Medellin to Santa Rosa de Oras 86km with 2300 metres of climbing.
Medellin felt pretty frantic throughout yesterday, just a great concentration of humanity out enjoying themselves on a Saturday. Our hotel was in a fairly modern and well heeled area so very much a tourist hotspot and one for the well to do kids in town.
Sunday starts with rain! A shock to the system but dries by the time we set off. Like Bogota, Medellin has certain areas closed to cars on Sunday. So the first three km of the day are a gentle roll downhill avoiding joggers, roller bladers and dog walkers – some of it was the packed lanes we’d done by taxi yesterday. The rule of thumb here is that if a road is two lanes wide then four cars fit easily with ample space fo motorbikes. After that it’s back to Medellin’s furious traffic. Not so bad on a Sunday but still a bit hairy at times. The escape from town is inevitably uphill after 13km or so – usual bonkers but polite road users accompany us uphill. Another 15 km or so – it’s quite a dramatic city to look down at, especially with the mountains beyond.
En route we pass the site of another claim to Medellin’s fame. It’s a hang gliding epicentre, world championships etc where people can step out into space and fly. At one point we naively think there’s a local car boot sale but once we see the watch towers and razor wire it’s clear that this is Medellin jail, right next to a military barracks. My knowledge of Medellin is limited to Pablo Escobar (still said to be known as ‘you know who’) and the infamous drug cartels. The understanding is that it not the modern city but the surrounding favelas which are still said to be rife with this activity. This may be the case but in the city centre we’d seen the heavily armed police presence was very evident and we saw groups being stopped and searched whilst nearby others were exchanging small parcels. Anyway, I don’t know if you know who was held here but clearly many others still are. Didn’t feel comfortable taking a snapshot so kept moving.
It’s a fascination to me how this city has just spread out from the centre, like blood vessels following every ravine and waterway up the mountain and eventually it fizzles out. The rain returns, firstly drizzle, then a mist then persistent rain so that I can’t see more than 50 feet.

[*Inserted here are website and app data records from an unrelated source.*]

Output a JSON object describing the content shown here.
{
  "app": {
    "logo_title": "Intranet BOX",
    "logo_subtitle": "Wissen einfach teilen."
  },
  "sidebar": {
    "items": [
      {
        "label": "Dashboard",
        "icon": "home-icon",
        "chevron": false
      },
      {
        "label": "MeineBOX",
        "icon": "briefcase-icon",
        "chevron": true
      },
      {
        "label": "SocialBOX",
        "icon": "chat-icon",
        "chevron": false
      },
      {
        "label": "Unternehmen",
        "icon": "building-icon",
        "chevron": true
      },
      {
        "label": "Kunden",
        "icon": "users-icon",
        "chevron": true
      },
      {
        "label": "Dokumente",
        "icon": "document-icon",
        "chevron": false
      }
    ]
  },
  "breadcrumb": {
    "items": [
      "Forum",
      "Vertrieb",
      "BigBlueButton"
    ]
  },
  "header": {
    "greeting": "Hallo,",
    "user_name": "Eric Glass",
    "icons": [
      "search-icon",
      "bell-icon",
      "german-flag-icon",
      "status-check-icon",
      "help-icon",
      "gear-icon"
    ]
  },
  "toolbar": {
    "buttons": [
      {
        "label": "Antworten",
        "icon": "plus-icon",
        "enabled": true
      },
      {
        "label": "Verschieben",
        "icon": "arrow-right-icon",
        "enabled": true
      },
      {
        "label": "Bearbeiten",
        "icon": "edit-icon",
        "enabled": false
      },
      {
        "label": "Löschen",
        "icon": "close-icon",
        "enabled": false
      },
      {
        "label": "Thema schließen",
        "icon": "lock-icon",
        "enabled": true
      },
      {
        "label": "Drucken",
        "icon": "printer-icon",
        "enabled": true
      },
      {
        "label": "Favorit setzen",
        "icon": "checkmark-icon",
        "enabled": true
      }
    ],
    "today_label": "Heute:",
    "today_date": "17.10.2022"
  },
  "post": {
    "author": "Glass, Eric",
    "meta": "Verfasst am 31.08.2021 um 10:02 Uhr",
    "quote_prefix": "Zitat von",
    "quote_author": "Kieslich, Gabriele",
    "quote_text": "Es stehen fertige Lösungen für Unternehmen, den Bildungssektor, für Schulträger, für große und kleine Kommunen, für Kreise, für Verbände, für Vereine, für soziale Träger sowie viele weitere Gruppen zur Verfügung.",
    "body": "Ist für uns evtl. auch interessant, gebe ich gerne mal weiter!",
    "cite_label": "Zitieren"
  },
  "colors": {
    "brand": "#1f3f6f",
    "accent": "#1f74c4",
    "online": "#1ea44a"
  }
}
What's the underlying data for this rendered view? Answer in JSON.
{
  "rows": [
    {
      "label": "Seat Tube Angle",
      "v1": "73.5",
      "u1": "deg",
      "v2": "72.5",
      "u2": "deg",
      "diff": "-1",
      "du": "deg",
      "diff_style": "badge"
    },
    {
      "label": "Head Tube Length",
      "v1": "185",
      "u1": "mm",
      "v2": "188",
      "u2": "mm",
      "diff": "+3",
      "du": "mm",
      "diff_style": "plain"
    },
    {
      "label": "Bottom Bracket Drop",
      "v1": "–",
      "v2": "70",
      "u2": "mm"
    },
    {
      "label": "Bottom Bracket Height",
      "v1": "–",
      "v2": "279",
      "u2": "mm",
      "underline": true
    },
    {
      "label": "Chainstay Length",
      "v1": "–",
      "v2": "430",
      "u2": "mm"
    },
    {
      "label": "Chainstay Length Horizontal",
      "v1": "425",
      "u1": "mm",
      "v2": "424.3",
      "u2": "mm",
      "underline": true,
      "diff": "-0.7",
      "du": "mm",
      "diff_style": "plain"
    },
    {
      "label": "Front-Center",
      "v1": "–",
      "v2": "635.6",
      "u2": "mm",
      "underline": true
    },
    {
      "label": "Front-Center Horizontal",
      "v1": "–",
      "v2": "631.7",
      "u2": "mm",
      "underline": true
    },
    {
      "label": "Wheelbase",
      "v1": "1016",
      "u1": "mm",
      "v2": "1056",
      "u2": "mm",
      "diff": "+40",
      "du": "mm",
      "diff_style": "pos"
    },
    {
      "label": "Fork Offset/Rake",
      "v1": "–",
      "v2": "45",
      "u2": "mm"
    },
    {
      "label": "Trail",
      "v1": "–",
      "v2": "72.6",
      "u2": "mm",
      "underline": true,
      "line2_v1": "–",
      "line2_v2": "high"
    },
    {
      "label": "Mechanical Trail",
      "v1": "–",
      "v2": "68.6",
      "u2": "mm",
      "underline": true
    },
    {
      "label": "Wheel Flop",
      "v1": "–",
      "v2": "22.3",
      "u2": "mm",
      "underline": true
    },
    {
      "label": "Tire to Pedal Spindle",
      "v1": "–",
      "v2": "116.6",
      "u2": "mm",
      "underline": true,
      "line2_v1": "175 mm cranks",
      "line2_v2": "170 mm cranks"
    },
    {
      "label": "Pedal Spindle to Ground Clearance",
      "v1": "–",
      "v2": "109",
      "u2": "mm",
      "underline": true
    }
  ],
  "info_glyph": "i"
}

The temperature drops and it’s suddenly very cold, especially in a short sleeved cycle vest and shorts. By lunch we’ve climbed 1300 metres, over 4000 feet, on top of starting at nearly 5000 feet (I think) so approaching nearly two miles above sea level seems like a good excuse to be out of breath.
Lunch is the usual miserable fare but the weather and spirits pick up. We’re on a bit of a ridge crossing this central part of the Andes but were into another Columbian world. Mile after mile of cattle ranches, but they are more like English farms. The stench of cow manure heated by warm sunlight follows the road. Yet another great but different countryside. Fairly British in many respects with rolling pastures, one differece being the enormous scale. In warming, bright sunshine it’s a lovely afternoon. What can still be described as lumpy as we complete up today’s ration of hills.
A lovely day with about 7500 feet of climbing. Still cold at this altitude. Farm houses are small, single storeyed but still dressed in bright colours and creative gardens.
San Rosa may possess one of the world’s ugliest churches, a true monster in a country full of outsized places of worships.
In my view the more traditional church on the market square is of greater appeal, but the Catholic Church really doesn’t pay me much attention.
The Imperial Grand hotel has presumably taken it’s name from a job lot of monogrammed towels bought on eBay. It is neither. The rooms are tiny (double bed with space to walk around) and heat free. We have a real window with a view over the internal courtyard. Others have a painting of a window, framed by a real set of curtains. Whilst it’s easy to mock I do try to remember that very few Colombians can travel and afford to stay in such a place. Later, after yet another lame meal of fried eggs garnished with chips (the third time today but enough carping) we take a walk to the village square where a drunk literally falls at our feet so we truly must count our blessings.
The de Oras part of the town’s name means ‘of the bears’ but we see none until passing the statues on a roundabout when we leave town. I can’t tell if they are a faithful rendition of the spectacled bears which roam locally. Still, the logs on the restaurant fire were good and the rum warmed the sprits and the bed was warm and comfy so what is there to moan about?